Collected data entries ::
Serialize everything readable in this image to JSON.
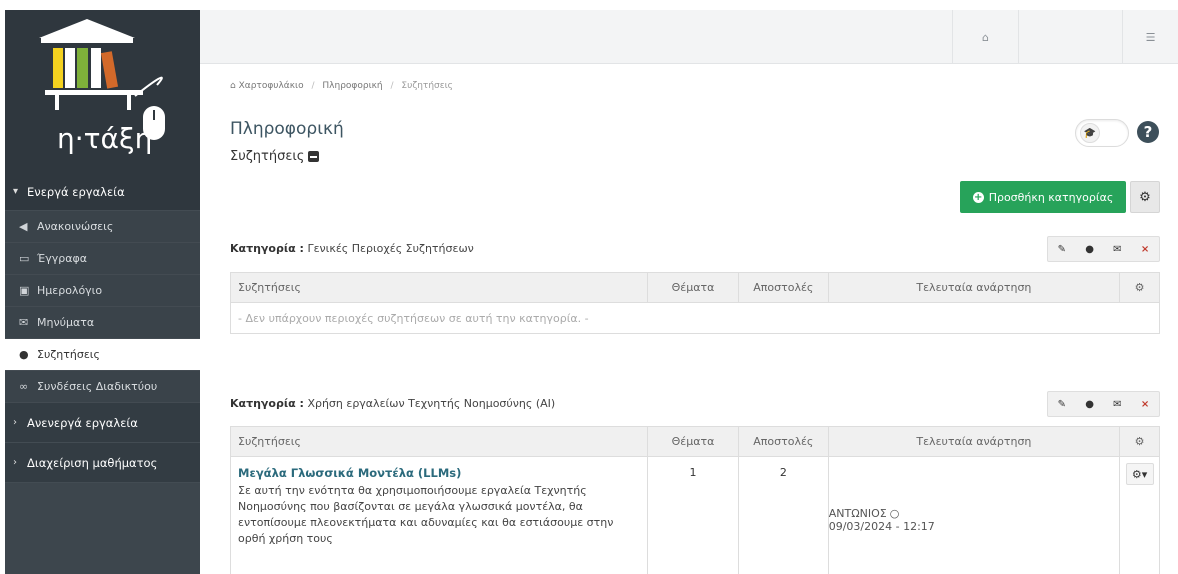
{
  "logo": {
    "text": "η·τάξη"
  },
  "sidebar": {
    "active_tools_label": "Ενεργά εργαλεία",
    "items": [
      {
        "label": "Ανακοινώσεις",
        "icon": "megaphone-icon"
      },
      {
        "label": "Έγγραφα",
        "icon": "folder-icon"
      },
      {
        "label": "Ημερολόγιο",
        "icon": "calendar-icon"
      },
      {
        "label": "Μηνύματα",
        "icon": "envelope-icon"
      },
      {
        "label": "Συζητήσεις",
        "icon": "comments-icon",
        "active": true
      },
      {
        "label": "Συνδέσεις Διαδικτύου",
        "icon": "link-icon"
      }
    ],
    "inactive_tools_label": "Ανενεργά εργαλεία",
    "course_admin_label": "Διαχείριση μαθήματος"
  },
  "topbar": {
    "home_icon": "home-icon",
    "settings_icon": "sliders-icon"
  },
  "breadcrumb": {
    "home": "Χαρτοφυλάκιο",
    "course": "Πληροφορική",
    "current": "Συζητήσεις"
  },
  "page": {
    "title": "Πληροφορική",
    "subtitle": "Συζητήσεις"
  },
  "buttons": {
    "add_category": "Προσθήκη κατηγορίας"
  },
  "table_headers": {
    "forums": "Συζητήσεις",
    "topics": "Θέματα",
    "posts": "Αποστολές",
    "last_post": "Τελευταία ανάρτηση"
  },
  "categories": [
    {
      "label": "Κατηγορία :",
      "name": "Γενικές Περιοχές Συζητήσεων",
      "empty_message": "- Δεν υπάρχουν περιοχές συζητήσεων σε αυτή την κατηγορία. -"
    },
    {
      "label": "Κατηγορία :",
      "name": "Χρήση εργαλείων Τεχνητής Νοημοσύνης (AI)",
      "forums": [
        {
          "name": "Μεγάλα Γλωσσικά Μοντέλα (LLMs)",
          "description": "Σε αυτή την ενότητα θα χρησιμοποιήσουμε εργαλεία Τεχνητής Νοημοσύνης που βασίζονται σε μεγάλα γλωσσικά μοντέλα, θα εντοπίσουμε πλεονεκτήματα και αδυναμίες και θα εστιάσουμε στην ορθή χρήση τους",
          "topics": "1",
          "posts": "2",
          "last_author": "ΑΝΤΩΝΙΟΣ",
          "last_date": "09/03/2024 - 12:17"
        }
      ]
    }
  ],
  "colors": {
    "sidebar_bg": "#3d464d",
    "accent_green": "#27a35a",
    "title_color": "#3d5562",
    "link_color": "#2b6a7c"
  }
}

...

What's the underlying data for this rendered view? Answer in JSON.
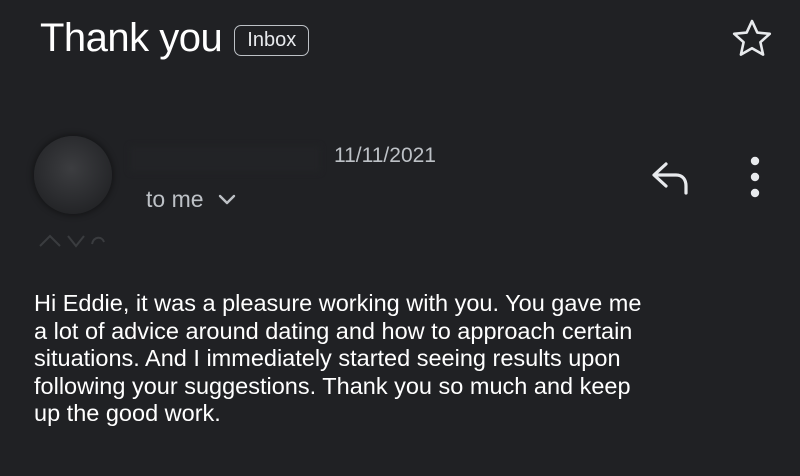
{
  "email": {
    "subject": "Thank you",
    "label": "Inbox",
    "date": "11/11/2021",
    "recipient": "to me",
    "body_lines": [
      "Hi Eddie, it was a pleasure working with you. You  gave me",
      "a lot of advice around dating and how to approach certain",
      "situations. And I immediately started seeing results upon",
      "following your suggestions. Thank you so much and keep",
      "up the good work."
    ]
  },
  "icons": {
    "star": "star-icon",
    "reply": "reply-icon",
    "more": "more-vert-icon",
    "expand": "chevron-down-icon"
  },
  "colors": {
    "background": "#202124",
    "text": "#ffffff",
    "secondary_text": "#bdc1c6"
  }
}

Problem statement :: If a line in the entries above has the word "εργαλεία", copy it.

Your response ::
    "active_tools_label": "Ενεργά εργαλεία",
    "inactive_tools_label": "Ανενεργά εργαλεία",
          "description": "Σε αυτή την ενότητα θα χρησιμοποιήσουμε εργαλεία Τεχνητής Νοημοσύνης που βασίζονται σε μεγάλα γλωσσικά μοντέλα, θα εντοπίσουμε πλεονεκτήματα και αδυναμίες και θα εστιάσουμε στην ορθή χρήση τους",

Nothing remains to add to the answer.